Make Room for New Goals and Protect Them
What You’ll Need:
-Your list of new goals for the year
-The categories that derailed your past goals due to unusually high expenses during certain months
Now you need to make room for all those new annual goals you just created.
An essential part of a SMART goal is the M, “measurable,” and the T, “timely.” These are the two components you’ll need to incorporate into your budget to actualize your new goals.
Tracking your progress isn’t just about watching a number increase as you save for a down payment or a new kitchen appliance. It’s about assigning a specific dollar amount in your budget to be set aside for each of your goals. The amount of money you need and how quickly you’d like to achieve those goals will determine how much you should allocate each month.
Making room in your budget for new goals does nothing if you don’t protect them. These tend to be the first things to fall by the wayside when an unusual increase in expenses comes your way.
Take what you've learned from what derailed last year's goals and protect your new ones.
Did your dishwasher break, and you had to buy another? Life happens. Something is always breaking; it seems. If emergencies like this keep setting you back, your emergency fund needs to be more significant to help you cope with such events.
Were there any large bills you didn’t properly prepare for last year that took a big bite out of your monthly budget when it came due? Take the time now to identify all your annual or biannual bills. Set a small amount aside each month, so you aren’t as affected when it comes time to pay them. A $700 annual bill isn’t as detrimental when you saved $58 a month for it.
Did you consistently spend too much in all of your problem areas, sending your goals off track one swipe at a time? If this is you, carefully follow your new system for breaking your bad spending habits. Review your monthly expenses more often to keep small purchases from multiplying and amounting to a sizeable annual total at the end of the year.
If you identified what’s making your budget sick, are you working to nurse your budget back to health? It will take time and consistent, intentional action on your part to keep improving, but you can do it.
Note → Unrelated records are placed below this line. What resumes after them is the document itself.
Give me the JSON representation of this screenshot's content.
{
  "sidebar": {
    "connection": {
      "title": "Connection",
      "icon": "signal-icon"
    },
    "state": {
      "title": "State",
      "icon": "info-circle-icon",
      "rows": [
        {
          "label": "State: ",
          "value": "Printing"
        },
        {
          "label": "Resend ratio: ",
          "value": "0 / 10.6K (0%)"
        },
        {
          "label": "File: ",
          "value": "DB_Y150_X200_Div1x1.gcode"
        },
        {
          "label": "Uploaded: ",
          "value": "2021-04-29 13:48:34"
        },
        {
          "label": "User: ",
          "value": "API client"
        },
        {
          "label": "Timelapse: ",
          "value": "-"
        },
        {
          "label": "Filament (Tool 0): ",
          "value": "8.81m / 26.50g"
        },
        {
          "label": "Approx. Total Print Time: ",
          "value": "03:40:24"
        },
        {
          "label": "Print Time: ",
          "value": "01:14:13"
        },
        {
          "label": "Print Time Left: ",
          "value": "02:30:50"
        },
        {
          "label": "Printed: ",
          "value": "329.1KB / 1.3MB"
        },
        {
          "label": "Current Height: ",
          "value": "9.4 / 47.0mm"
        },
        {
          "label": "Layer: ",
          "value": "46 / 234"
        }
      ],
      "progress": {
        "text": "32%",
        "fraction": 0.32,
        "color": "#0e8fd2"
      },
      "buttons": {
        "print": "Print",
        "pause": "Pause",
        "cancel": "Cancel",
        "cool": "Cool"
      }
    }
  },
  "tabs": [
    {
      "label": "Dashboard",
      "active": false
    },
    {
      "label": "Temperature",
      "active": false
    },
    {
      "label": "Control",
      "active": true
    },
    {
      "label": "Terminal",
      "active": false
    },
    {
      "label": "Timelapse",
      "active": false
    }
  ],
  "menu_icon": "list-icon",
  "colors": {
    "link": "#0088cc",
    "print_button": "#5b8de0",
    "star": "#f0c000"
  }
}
I challenge you this week to review your finances from last year. You’ll probably be surprised by some of the things your annual financial checkup reveals about you. I know I was.
You learn a lot about your spending and savings goals when you see the big picture of just how much money came and left your hands throughout the year. Don’t let that knowledge go to waste. Use the diagnosis from your checkup to create a better budget, better habits, and a better plan to save.